(What is being asked): Search the data for the word "Jimenez" and copy every line where it occurs.
Content starts
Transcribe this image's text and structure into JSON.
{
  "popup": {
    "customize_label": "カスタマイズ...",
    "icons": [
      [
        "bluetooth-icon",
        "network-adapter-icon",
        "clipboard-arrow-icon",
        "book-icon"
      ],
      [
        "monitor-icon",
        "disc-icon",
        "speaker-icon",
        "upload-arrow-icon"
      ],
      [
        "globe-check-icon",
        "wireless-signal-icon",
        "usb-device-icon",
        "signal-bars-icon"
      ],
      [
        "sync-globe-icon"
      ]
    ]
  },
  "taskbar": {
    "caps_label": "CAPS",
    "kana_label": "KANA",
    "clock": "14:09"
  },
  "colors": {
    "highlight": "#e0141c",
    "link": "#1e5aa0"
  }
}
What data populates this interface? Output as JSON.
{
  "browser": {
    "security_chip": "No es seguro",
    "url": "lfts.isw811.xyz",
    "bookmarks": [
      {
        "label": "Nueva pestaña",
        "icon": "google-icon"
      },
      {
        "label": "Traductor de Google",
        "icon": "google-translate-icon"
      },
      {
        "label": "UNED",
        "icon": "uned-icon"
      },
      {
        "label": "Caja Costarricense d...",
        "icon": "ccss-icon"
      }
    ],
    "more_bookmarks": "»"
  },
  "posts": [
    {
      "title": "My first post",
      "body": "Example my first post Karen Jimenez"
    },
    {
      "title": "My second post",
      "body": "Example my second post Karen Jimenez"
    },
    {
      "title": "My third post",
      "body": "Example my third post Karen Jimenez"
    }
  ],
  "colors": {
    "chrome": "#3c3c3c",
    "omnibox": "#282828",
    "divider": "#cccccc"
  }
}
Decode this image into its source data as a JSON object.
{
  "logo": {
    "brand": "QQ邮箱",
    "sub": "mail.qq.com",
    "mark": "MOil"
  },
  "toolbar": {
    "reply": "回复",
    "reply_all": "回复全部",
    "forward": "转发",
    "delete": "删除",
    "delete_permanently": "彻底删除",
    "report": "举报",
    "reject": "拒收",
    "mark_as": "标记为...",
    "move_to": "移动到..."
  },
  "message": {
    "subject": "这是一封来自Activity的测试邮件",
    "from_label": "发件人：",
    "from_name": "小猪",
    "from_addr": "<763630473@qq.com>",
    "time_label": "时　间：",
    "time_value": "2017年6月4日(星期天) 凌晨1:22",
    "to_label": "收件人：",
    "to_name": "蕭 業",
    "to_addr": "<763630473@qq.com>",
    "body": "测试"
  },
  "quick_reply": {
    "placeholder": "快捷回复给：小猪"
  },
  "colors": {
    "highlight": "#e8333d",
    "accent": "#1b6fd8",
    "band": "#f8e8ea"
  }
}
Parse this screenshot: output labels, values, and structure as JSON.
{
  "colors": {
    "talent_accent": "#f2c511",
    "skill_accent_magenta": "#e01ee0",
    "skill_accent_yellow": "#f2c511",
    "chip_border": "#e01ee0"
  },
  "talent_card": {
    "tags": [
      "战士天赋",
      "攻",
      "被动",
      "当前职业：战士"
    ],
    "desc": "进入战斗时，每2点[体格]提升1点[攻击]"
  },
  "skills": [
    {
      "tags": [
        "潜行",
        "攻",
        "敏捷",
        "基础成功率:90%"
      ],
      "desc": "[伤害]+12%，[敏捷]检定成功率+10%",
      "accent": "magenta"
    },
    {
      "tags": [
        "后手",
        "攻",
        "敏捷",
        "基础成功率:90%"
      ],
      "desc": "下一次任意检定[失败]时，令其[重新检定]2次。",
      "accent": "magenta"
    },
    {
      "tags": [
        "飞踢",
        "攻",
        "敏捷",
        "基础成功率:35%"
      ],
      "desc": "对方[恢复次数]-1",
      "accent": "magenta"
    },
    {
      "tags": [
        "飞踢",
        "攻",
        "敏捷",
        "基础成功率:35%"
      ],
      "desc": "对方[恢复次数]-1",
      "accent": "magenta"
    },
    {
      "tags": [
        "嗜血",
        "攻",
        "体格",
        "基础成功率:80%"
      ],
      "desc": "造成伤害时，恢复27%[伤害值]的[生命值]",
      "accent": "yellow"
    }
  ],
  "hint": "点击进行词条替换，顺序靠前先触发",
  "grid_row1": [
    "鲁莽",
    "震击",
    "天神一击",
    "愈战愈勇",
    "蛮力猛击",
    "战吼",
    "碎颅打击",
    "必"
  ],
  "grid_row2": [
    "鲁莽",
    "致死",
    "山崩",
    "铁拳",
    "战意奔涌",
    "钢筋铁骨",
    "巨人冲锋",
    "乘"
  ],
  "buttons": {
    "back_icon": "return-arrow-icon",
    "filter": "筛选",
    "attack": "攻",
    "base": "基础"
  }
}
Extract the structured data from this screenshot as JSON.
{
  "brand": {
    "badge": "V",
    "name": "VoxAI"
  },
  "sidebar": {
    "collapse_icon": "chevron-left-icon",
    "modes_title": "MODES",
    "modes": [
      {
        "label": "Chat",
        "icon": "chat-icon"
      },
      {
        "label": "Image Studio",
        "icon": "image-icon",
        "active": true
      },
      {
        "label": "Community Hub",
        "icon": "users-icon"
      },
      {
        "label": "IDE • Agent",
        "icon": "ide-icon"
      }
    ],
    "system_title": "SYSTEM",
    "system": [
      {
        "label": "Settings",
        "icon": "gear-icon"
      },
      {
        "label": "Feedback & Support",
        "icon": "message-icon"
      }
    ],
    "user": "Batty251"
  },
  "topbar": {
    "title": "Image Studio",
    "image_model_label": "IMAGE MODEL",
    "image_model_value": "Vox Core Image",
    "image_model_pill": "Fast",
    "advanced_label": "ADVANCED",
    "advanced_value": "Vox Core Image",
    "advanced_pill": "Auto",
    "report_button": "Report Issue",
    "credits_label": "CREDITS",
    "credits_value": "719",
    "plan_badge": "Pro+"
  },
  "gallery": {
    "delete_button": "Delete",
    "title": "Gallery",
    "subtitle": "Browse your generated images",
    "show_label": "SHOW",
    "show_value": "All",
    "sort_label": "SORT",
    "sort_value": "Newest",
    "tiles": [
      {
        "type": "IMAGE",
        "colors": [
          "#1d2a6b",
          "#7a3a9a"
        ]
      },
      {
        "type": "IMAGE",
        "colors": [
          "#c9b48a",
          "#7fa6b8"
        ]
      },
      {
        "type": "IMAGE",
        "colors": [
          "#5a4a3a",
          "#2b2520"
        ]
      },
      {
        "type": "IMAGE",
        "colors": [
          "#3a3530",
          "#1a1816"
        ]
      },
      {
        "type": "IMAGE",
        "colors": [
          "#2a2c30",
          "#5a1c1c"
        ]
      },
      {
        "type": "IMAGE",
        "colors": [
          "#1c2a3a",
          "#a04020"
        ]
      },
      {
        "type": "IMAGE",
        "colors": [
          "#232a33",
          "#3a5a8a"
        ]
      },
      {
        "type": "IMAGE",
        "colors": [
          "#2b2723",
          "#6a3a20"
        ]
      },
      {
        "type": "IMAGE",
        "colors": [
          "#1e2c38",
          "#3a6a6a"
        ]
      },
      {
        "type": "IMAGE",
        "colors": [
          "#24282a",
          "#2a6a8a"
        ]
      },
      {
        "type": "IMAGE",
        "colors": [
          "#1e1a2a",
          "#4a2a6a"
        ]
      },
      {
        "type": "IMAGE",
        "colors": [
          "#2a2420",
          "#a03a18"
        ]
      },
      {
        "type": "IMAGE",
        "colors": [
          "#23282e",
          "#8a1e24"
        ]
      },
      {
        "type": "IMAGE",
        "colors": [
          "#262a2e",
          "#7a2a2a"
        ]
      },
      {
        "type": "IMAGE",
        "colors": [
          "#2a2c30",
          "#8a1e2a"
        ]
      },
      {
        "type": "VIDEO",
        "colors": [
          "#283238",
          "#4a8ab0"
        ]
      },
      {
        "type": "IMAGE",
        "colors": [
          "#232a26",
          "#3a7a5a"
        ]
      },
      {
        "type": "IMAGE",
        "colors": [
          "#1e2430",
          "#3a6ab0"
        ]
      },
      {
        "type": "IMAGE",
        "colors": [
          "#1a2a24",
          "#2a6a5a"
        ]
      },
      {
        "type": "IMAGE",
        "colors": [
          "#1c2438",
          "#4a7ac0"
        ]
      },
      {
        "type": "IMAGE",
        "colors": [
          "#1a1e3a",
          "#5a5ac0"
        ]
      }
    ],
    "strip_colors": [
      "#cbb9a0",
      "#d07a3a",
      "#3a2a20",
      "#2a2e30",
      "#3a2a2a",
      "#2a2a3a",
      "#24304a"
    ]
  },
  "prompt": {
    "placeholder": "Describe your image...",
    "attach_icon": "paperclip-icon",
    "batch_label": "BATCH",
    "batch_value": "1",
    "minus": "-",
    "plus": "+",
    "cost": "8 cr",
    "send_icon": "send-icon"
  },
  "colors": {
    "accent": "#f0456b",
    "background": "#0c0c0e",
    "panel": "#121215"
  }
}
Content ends
(Solved problem):
      "body": "Example my first post Karen Jimenez"
      "body": "Example my second post Karen Jimenez"
      "body": "Example my third post Karen Jimenez"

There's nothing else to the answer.